▸ What you are asked to do
Among these entries, count the lines containing the word "icon" and answer with only the number.

▸ Source material

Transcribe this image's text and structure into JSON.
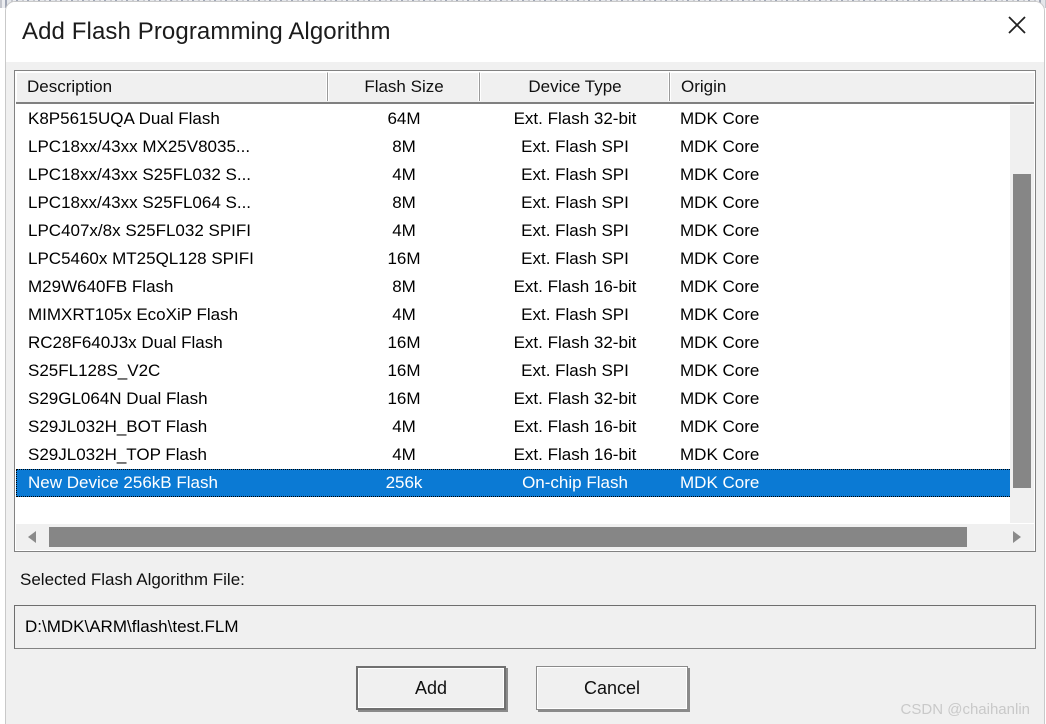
{
  "dialog": {
    "title": "Add Flash Programming Algorithm",
    "close_icon": "close-icon"
  },
  "table": {
    "columns": [
      "Description",
      "Flash Size",
      "Device Type",
      "Origin"
    ],
    "rows": [
      {
        "description": "K8P5615UQA Dual Flash",
        "flash_size": "64M",
        "device_type": "Ext. Flash 32-bit",
        "origin": "MDK Core",
        "selected": false
      },
      {
        "description": "LPC18xx/43xx MX25V8035...",
        "flash_size": "8M",
        "device_type": "Ext. Flash SPI",
        "origin": "MDK Core",
        "selected": false
      },
      {
        "description": "LPC18xx/43xx S25FL032 S...",
        "flash_size": "4M",
        "device_type": "Ext. Flash SPI",
        "origin": "MDK Core",
        "selected": false
      },
      {
        "description": "LPC18xx/43xx S25FL064 S...",
        "flash_size": "8M",
        "device_type": "Ext. Flash SPI",
        "origin": "MDK Core",
        "selected": false
      },
      {
        "description": "LPC407x/8x S25FL032 SPIFI",
        "flash_size": "4M",
        "device_type": "Ext. Flash SPI",
        "origin": "MDK Core",
        "selected": false
      },
      {
        "description": "LPC5460x MT25QL128 SPIFI",
        "flash_size": "16M",
        "device_type": "Ext. Flash SPI",
        "origin": "MDK Core",
        "selected": false
      },
      {
        "description": "M29W640FB Flash",
        "flash_size": "8M",
        "device_type": "Ext. Flash 16-bit",
        "origin": "MDK Core",
        "selected": false
      },
      {
        "description": "MIMXRT105x EcoXiP Flash",
        "flash_size": "4M",
        "device_type": "Ext. Flash SPI",
        "origin": "MDK Core",
        "selected": false
      },
      {
        "description": "RC28F640J3x Dual Flash",
        "flash_size": "16M",
        "device_type": "Ext. Flash 32-bit",
        "origin": "MDK Core",
        "selected": false
      },
      {
        "description": "S25FL128S_V2C",
        "flash_size": "16M",
        "device_type": "Ext. Flash SPI",
        "origin": "MDK Core",
        "selected": false
      },
      {
        "description": "S29GL064N Dual Flash",
        "flash_size": "16M",
        "device_type": "Ext. Flash 32-bit",
        "origin": "MDK Core",
        "selected": false
      },
      {
        "description": "S29JL032H_BOT Flash",
        "flash_size": "4M",
        "device_type": "Ext. Flash 16-bit",
        "origin": "MDK Core",
        "selected": false
      },
      {
        "description": "S29JL032H_TOP Flash",
        "flash_size": "4M",
        "device_type": "Ext. Flash 16-bit",
        "origin": "MDK Core",
        "selected": false
      },
      {
        "description": "New Device 256kB Flash",
        "flash_size": "256k",
        "device_type": "On-chip Flash",
        "origin": "MDK Core",
        "selected": true
      }
    ]
  },
  "selected_file": {
    "label": "Selected Flash Algorithm File:",
    "value": "D:\\MDK\\ARM\\flash\\test.FLM"
  },
  "buttons": {
    "add": "Add",
    "cancel": "Cancel"
  },
  "scrollbars": {
    "left_arrow_icon": "triangle-left-icon",
    "right_arrow_icon": "triangle-right-icon"
  },
  "watermark": "CSDN @chaihanlin",
  "colors": {
    "selection": "#0b7ad4",
    "dialog_face": "#f0f0f0",
    "scroll_thumb": "#868686"
  }
}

▸ Answer space
3